Role of Student Counsellor
Student life is stressful, both to parent and children. Blessed are those, whose children target and pursue a career in life, without batting an eyelid. This probably accounts to about 5% of parents across my circle of friends. Roughly another 10 % parents took active interest to plan out their child’s future.
The issue I am flagging here is about the balance (I fall into this category). Living in this competitive world, I diverted my attention to my child’s future only at the end of his school. Big mistake, funny in my endeavour to succeed at my end of competition, I forgot that a similar / much ferocious environment was brewing around the young personality. I am sure many of you reading this introduction, may echo with my thought.

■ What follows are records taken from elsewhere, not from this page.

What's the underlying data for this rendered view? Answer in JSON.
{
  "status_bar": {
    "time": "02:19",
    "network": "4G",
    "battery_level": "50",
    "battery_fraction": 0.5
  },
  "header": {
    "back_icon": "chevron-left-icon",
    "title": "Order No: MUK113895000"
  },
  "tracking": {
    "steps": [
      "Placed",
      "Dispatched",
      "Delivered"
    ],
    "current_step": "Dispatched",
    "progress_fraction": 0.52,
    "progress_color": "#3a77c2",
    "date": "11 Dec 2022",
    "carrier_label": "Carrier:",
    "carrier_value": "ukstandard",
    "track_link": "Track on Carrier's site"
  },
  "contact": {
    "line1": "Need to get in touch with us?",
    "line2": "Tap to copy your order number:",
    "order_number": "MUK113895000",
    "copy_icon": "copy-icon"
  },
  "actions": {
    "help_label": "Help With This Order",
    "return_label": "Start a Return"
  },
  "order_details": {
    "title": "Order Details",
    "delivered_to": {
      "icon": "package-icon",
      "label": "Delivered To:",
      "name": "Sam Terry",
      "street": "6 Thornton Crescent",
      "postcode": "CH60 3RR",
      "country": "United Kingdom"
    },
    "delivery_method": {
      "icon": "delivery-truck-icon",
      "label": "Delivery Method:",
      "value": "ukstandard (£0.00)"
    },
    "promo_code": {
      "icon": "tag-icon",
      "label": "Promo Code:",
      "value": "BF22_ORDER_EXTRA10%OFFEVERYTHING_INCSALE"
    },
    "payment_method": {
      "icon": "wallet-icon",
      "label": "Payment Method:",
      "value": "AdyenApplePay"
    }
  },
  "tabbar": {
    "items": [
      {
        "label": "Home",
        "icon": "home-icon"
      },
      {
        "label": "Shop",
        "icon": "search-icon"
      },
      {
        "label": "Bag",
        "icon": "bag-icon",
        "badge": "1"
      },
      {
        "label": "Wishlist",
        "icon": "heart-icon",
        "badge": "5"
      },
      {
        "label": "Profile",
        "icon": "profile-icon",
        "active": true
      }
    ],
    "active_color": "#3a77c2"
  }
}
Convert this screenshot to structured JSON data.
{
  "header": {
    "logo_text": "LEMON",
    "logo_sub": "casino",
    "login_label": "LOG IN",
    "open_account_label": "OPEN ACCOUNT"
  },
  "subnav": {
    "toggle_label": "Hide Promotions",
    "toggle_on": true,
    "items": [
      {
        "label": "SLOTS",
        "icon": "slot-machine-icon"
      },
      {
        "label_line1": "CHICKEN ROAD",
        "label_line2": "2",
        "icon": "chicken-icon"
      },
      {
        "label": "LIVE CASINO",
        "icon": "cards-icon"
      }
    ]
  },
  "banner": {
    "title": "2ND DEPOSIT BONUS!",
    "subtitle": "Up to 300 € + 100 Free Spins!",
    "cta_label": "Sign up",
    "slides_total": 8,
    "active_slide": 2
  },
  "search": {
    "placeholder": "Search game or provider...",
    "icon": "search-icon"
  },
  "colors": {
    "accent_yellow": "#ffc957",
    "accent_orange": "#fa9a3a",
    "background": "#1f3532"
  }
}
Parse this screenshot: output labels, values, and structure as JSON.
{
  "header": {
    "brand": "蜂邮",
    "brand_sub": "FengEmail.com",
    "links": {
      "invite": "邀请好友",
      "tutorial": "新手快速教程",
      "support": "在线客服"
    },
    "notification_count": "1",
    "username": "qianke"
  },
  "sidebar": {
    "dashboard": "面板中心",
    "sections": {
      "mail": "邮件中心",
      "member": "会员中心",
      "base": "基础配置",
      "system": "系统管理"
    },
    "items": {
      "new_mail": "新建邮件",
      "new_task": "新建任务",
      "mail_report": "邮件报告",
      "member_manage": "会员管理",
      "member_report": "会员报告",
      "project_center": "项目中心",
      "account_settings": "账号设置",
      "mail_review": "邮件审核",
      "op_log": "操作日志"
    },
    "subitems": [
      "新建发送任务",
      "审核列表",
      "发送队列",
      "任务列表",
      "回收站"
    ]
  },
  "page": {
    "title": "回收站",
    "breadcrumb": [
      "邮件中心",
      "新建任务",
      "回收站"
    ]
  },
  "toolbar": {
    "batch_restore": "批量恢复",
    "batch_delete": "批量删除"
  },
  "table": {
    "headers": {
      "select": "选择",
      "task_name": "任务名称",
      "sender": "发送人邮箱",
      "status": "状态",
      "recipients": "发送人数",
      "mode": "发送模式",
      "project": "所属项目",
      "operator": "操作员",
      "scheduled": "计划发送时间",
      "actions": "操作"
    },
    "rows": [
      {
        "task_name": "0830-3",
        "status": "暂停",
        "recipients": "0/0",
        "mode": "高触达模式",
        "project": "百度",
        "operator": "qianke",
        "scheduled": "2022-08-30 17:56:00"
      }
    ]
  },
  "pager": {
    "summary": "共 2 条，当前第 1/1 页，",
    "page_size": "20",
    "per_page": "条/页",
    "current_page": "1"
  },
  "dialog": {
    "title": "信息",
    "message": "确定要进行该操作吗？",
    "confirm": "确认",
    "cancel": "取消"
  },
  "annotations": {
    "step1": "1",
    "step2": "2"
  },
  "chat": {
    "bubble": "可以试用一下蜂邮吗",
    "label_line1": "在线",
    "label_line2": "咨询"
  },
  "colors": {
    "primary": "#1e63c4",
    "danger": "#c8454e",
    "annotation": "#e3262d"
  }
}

At the outset, let me begin with the premise that I am positive and my approach is not blame game. Let’s get pragmatic and analyse the situation. Let me share a line of Indian statistics for your consumption - In 2020, a total of 10,59,080 students passed the Class 12 board CBSE exams which is 18.59 % growth over 2010 was (893000). Nearly 1,57,000(> 14% students who appeared) scored more than 90% marks in 2020 as compared to 6.6% in 2015. To establish my point, figures of only CBSE has been considered. India has 5 school boards and thus, the enormity of the situation at hand. The competition is staggering without an escape route. While the issue amplifies YOY, it remains unchecked. I say this, since no one, willingly, wants to address the same. Reason being ‘who’ should bell this cat? And of course, ‘why’? Not to forget the ‘how’ as well.
Let me share my point of view on the second one first – the ‘why’? Do we really need to check the situation? - Are children not successful post their college education? To cite a case in example - student from the IIT’s end up pursuing a Diploma in management from IIMs and change their career track to a better pay option of Finance stream, probably also train, in the end, to work with high paying banks. Brilliant, the individual is a success. Humans, by nature, are commercial and would not want to be deprived of financial benefits, so why complaint? Well, I am not. No, neither am I sensitizing one about the governments expense to train an individual as an engineer, nor am I questioning the traded investment, to see them groom into another career.
In my opinion, a tardy situation has been created, that I intend to flag. Does the brilliant mind from IIT, not earn as much as he does as a marketeer or a Banker? Engineers can get hefty pay checks, if they demand and command. Instead, we have spread mediocrity and are raising a generation of a confused lot of individuals. Engineers becoming marketeers & Bankers; humanities students become road contractors, entrepreneurs, industrialist. etc. The concern I am flagging is - the end product is marginalised. Also, the time taken by the engineer in concern, could have well been spent by their undertaking a humanities course and develop a better understanding of their career related work. Also, along with is another deprived individual (causal loop), who is a misfit working the other way – ‘lost opportunities’ is all we can say.
Let me address the first one now – the who? ‘Teachers’ cannot be mentors of all students – already overloaded with work. Teachers are paid to teach students the subject in concern. The responsibility to teach is no mean task. Knowing the subject well to address the inquisitive minds, ensuring students understand the subject in totality, periodically testing and correcting answer papers and judging them, are what they are best known for – an onerous task. Let teachers do that well. Teachers are not bound to and not equipped to help guide every child’s career.
The objective of making students focussed and targeted towards a career, should vest upon a separate community, trained and focussed to do, what we call student counsellors. Ideally, I would recommend that the institution where the student passes out from, should structure (outsource if not possible) to have it in their system -counsellors, who would then act to guide students. I am given to understand that the GOI is mandating the requirement of this portfolio in schools. Could be a long wait though.
Let me now address the crucial one- the how? ‘Every child is blessed’. His/her aptitude gets marred, since parents, as any other human, are opinionated and invest lesser time and effort in the career building process of the child. Not recognizing early, the child is actually pushed away from their strength. The ‘how’ is to effectively recognise the child’s aptitude, help identify their SWOT, and hand hold them giving them apt directions. Recognising that each individual is made different, the talent required of the individual is to be multifaceted as well. A sincere counsellor should be able to do these tasks (albeit difficult).
Despite limited experience and knowledge about a subject and a career thereafter, a child is compelled to make a choice pretty early in life. I wonder how many of them remain so. We live in a world today, where technology and tools are available to do this effectively. Let us look into them. I have broken them into separate categories
- Student counseling for class 8 – 10
- Psychometric test to help identify multiple intelligence
- Psychometric test to identify Learning styles to help learn better.
- Psychometric test Stream selector based on aptitude and interest.
- Giving clarity on various career options Virtually
- Student counseling for students for 10-12
- Psychometric test to help Identify individual personality trait
- Psychometric test to identify a career by exploring career options.
- Stream selector in Humanities & Engineering during college.
- Profile building assistance
- Giving clarity on various career options Virtually
- Parent counseling to help parents build their child’s future
I will elaborate on these in my next blog. Till then happy times.
Posted in India on Jul 14, 2021